Since returning to Twitter last week, Weiner’s been tweeting links to a brochure he wrote titled “Keys to the City,” in which he outlines ideas for shoring up New York City’s middle class. The 20-page document appears to be a slightly edited version of one he published in 2008, with a few tweaks.
One smart change was to remove the double-entendre word “impotent” from the text. But it’s what he left in that may be problematic. The graphic on the cover depicts an outline of the Empire State Building jutting into the title. Above that central image is a photo of the monument in the center of NYC’s Columbus Circle.
Those distinctively shaped structures may be visual reminders of the, ahem, anatomy that starred in the former congressman’s scandal.

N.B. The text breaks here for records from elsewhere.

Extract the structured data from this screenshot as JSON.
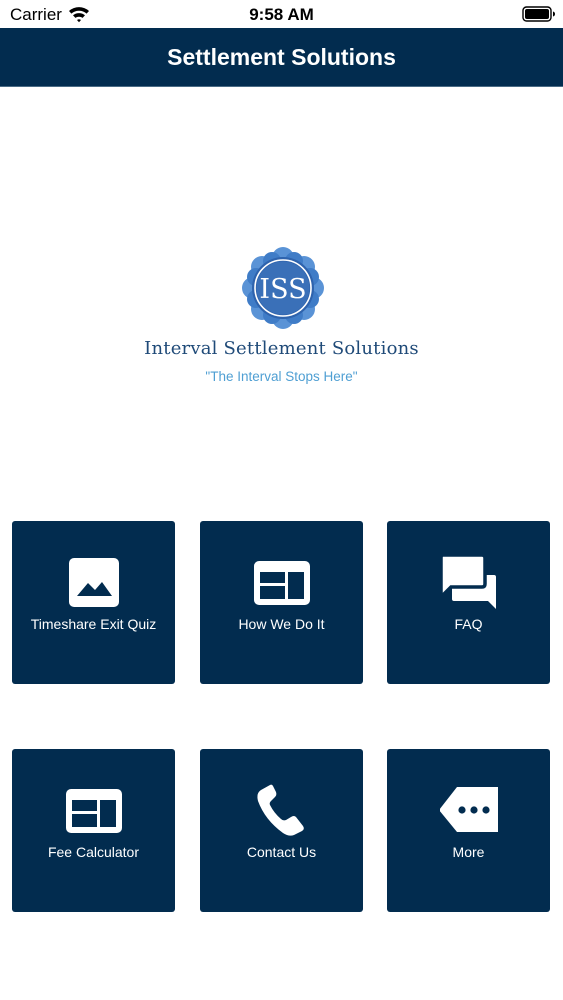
{
  "status_bar": {
    "carrier": "Carrier",
    "time": "9:58 AM"
  },
  "nav": {
    "title": "Settlement Solutions"
  },
  "brand": {
    "logo_text": "ISS",
    "name": "Interval Settlement Solutions",
    "tagline": "\"The Interval Stops Here\""
  },
  "tiles": [
    {
      "label": "Timeshare Exit Quiz",
      "icon": "image-icon"
    },
    {
      "label": "How We Do It",
      "icon": "layout-icon"
    },
    {
      "label": "FAQ",
      "icon": "chat-bubbles-icon"
    },
    {
      "label": "Fee Calculator",
      "icon": "layout-icon"
    },
    {
      "label": "Contact Us",
      "icon": "phone-icon"
    },
    {
      "label": "More",
      "icon": "more-tag-icon"
    }
  ],
  "colors": {
    "nav_bg": "#022c4f",
    "tile_bg": "#022c4f",
    "brand_text": "#1f4a78",
    "tagline": "#4f9fd3"
  }
}
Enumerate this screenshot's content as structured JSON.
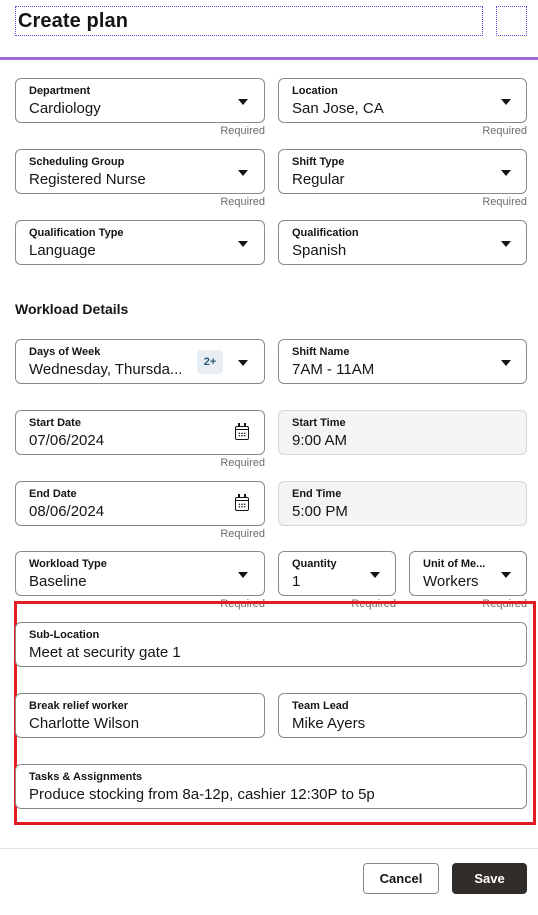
{
  "header": {
    "title": "Create  plan"
  },
  "fields": {
    "department": {
      "label": "Department",
      "value": "Cardiology",
      "helper": "Required"
    },
    "location": {
      "label": "Location",
      "value": "San Jose, CA",
      "helper": "Required"
    },
    "scheduling_group": {
      "label": "Scheduling Group",
      "value": "Registered Nurse",
      "helper": "Required"
    },
    "shift_type": {
      "label": "Shift Type",
      "value": "Regular",
      "helper": "Required"
    },
    "qualification_type": {
      "label": "Qualification Type",
      "value": "Language"
    },
    "qualification": {
      "label": "Qualification",
      "value": "Spanish"
    }
  },
  "workload": {
    "section_title": "Workload Details",
    "days_of_week": {
      "label": "Days of Week",
      "value": "Wednesday, Thursda...",
      "badge": "2+"
    },
    "shift_name": {
      "label": "Shift Name",
      "value": "7AM - 11AM"
    },
    "start_date": {
      "label": "Start Date",
      "value": "07/06/2024",
      "helper": "Required"
    },
    "start_time": {
      "label": "Start Time",
      "value": "9:00 AM"
    },
    "end_date": {
      "label": "End Date",
      "value": "08/06/2024",
      "helper": "Required"
    },
    "end_time": {
      "label": "End Time",
      "value": "5:00 PM"
    },
    "workload_type": {
      "label": "Workload Type",
      "value": "Baseline",
      "helper": "Required"
    },
    "quantity": {
      "label": "Quantity",
      "value": "1",
      "helper": "Required"
    },
    "unit_of_measure": {
      "label": "Unit of Me...",
      "value": "Workers",
      "helper": "Required"
    }
  },
  "extra": {
    "sub_location": {
      "label": "Sub-Location",
      "value": "Meet at security gate 1"
    },
    "break_relief_worker": {
      "label": "Break relief worker",
      "value": "Charlotte Wilson"
    },
    "team_lead": {
      "label": "Team Lead",
      "value": "Mike Ayers"
    },
    "tasks": {
      "label": "Tasks & Assignments",
      "value": "Produce stocking from 8a-12p, cashier 12:30P to 5p"
    }
  },
  "footer": {
    "cancel_label": "Cancel",
    "save_label": "Save"
  },
  "colors": {
    "accent_line": "#9b6bd9",
    "highlight": "#e31b23",
    "primary_button": "#312d2a"
  }
}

, a New York-based graphic designer, says Weiner could have opted to highlight a less-giggle-inducing symbol of the city, perhaps the Brooklyn Bridge or the Statue of Liberty. But at a minimum, he says, the designer might have avoided running text up the side of the building, thus calling even more attention to it.
“On balance, New York has a lot of suggestive imagery in its icons,” Arnow tells us. “I’m not sure that simply using the elements he did is the most relevant thing — I think it’s more the way they’re shown.”
Weiner, responding to our e-mail inquiry, only noted that “the logo is the same as was used in an earlier edition of the book.”
True, but that was then . . .
Reading is fundamental
Sen. Ted Cruz
seemed surprised to learn during a hearing Tuesday that Homeland Security Secretary Janet Napolitano
had managed to slog through all 844 pages of the new immigration bill.
He, on the other hand, apparently was finding it harder to digest such a long read in the six days since its sponsors had released it. That seems a bit odd.
Cruz, after all, has an undergrad degree from Princeton and graduated from Harvard Law. And the immigration bill? Well, it isn’t really all that long.
And bear in mind that bill text isn’t like pages of a novel — or even those of a standard document. The font is bigger, the margins are wider, and there are big spaces in between relatively short paragraphs. So how many words are in the bill?
We pasted the text into a Microsoft Word document, which said it contains 161,346. And that includes a number on each line — so if you subtract those, you get roughly 140,000 words.
That’s fewer than in most of the Harry Potter books. Heck, it’s only a quarter of those in “War and Peace.”